With the advent of large-scale whole-genome variation data, population geneticists are currently interested in considering increasingly more complex models. However, statistical inference in this setting is a challenging task, as computing the likelihood of a complex population genetic model is a difficult problem both theoretically and computationally. In this paper, we introduce a novel likelihood-free inference framework for population genomics by applying deep learning, which is an active area of machine learning research. To our knowledge, deep learning has not been employed in population genomics before. A recent survey article  provides an accessible introduction to deep learning, and we provide a high-level description below.
When encountering novel object, humans and other animals are able to infer a wide range of physical properties such as mass, friction and deformability by interacting with themin a goal driven way. This process of active interaction is in the same spirit of a scientist performing an experiment to discover hidden facts. The study, entitled Learning to perform physics experiments via deep reinforcement learning, explained that while recent advances in AI have achieved'superhuman performance' in complex control problems and other processing tasks, the machines still lack a common sense understanding of our physical world – 'it is not clear that these systems can rival the scientific intuition of even a young child.' "We found," the team concluded, "that state of art deep reinforcement learning methods can learn to perform the experiments necessary to discover these hidden properties of the physical world. By systematically manipulating the problem difficulty and the cost incurred by the AI agent for performing experiments, we found that agents learn different strategies that balance the cost of gathering information against the cost of making mistakes in different situations."
Spookily powerful artificial intelligence (AI) systems may work so well because their structure exploits the fundamental laws of the universe, new research suggests. The new findings may help answer a longstanding mystery about a class of artificial intelligence that employ a strategy called deep learning. These deep learning or deep neural network programs, as they're called, are algorithms that have many layers in which lower-level calculations feed into higher ones. Deep neural networks often perform astonishingly well at solving problems as complex as beating the world's best player of the strategy board game Go or classifying cat photos, yet know one fully understood why. It turns out, one reason may be that they are tapping into the very special properties of the physical world, said Max Tegmark, a physicist at the Massachusetts Institute of Technology (MIT) and a co-author of the new research.

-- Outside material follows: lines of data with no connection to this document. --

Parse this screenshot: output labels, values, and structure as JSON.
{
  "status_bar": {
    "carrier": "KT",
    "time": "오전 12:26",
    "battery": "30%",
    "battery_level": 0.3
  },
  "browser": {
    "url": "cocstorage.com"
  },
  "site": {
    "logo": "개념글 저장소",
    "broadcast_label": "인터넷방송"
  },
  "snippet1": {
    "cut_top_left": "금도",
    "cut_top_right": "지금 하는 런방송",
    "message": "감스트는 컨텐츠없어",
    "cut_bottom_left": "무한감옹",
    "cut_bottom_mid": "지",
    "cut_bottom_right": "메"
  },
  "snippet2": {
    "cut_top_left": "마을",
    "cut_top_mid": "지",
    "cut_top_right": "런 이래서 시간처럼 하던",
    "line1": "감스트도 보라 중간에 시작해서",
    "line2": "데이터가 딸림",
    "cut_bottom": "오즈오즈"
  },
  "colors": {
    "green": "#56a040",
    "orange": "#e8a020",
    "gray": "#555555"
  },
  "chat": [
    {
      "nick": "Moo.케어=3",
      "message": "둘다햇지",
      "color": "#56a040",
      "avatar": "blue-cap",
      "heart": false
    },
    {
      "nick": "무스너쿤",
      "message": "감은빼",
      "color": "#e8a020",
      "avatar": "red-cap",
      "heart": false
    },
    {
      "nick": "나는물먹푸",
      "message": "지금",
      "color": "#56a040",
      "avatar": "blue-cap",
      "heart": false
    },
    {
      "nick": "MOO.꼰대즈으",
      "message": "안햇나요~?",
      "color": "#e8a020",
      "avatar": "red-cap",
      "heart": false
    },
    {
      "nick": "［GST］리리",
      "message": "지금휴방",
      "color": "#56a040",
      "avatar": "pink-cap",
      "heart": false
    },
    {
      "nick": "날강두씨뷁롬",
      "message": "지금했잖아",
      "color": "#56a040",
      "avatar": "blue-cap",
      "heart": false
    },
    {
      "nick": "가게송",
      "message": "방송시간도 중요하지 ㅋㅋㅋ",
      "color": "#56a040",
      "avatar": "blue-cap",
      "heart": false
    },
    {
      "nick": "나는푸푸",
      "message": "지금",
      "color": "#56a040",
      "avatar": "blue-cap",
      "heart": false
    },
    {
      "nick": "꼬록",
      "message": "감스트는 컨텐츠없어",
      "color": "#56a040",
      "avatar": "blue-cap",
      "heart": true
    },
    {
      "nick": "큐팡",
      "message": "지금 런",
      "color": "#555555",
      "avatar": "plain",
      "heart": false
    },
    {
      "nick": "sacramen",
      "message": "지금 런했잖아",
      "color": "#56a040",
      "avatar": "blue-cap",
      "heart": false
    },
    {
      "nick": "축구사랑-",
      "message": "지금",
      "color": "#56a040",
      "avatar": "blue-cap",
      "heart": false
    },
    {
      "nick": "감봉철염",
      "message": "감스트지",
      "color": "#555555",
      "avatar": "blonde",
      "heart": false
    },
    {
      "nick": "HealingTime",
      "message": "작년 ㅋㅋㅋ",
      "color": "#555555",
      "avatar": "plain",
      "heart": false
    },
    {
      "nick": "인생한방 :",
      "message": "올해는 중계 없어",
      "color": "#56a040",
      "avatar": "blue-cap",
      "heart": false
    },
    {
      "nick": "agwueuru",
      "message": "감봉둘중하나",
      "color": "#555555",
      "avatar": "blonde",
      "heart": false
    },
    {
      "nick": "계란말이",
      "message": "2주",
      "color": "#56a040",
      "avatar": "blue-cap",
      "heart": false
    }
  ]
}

Since the human genome was successfully mapped in 2003, researchers have been making use of technology to organise the growing mountain of genomics data into a form that will eventually benefit actual patients. When he unveiled the Precision Medicine Initiative in 2015, US president Barack Obama recognised the potential that technology and gene mapping can bring to patients. His state of the union address laid out a vision for the groundbreaking initiative: "Doctors have always recognised that every patient is unique, and doctors have always tried to tailor their treatments as best they can to individuals. You can match a blood transfusion to a blood type - that was an important discovery. What if matching a cancer cure to our genetic code was just as easy, just as standard?"